Graphics are bright and colorful, with large sprites and a camera angle that made it feel unique compared to other football games of the time. The music is also a standout feature, with a thumping main tune and goal tunes that get you pumped up!
Despite its flaws, such as the difficult-to-control goalkeepers, Super Sidekicks 3: The Next Glory remains a classic arcade football game that is worth checking out for anyone who enjoys over-the-top, fast-paced football action.
While the Neo Geo console and its games may have been expensive back when released (and even more so now!), but there’s no denying that they offered a unique and unforgettable arcade gaming experience.
From classic sports titles such as Neo Turf Masters and Super Sidekicks 3: The Next Glory, to beloved arcade-style games like Windjammers and Blazing Star, to intense fighting games like The Last Blade and Waku Waku 7, the Neo Geo library was a godsend for arcade fans.
If buying original Neo Geo AES hardware and cartridges is slightly out of your price range, then check out our guide on the best Neo Geo emulators so you can enjoy some of these classics via emulation.
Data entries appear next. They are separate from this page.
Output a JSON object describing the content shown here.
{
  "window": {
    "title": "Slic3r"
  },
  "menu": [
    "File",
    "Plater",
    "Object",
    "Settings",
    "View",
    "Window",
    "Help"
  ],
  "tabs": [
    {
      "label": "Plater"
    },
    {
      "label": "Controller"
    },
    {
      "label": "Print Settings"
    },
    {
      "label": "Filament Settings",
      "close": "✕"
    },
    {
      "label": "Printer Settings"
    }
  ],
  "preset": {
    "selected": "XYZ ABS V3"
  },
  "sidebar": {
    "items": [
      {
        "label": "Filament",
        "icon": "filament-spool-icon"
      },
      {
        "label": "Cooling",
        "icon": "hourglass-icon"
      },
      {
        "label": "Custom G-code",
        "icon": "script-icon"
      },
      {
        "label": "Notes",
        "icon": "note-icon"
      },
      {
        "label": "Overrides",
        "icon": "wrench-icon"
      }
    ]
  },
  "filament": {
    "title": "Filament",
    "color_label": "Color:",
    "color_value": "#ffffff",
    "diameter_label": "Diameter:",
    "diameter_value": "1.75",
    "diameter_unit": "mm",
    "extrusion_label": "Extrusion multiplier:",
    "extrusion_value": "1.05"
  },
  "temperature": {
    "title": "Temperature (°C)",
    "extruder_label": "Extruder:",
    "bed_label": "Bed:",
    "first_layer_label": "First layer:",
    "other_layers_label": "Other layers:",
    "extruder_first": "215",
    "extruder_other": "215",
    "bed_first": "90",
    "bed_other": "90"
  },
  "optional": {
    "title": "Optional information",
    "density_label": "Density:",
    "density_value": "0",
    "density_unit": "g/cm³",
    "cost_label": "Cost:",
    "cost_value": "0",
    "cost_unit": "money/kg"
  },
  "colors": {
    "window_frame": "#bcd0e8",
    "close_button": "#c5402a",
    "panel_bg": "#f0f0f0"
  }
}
A lifelong avid gamer and computing enthusiast, Matt has decades of Retro Gaming experience. Now over 40 years old, Matt now even considers himself retro, but fortunately, nobody has developed a Matt emulator (not yet at least!).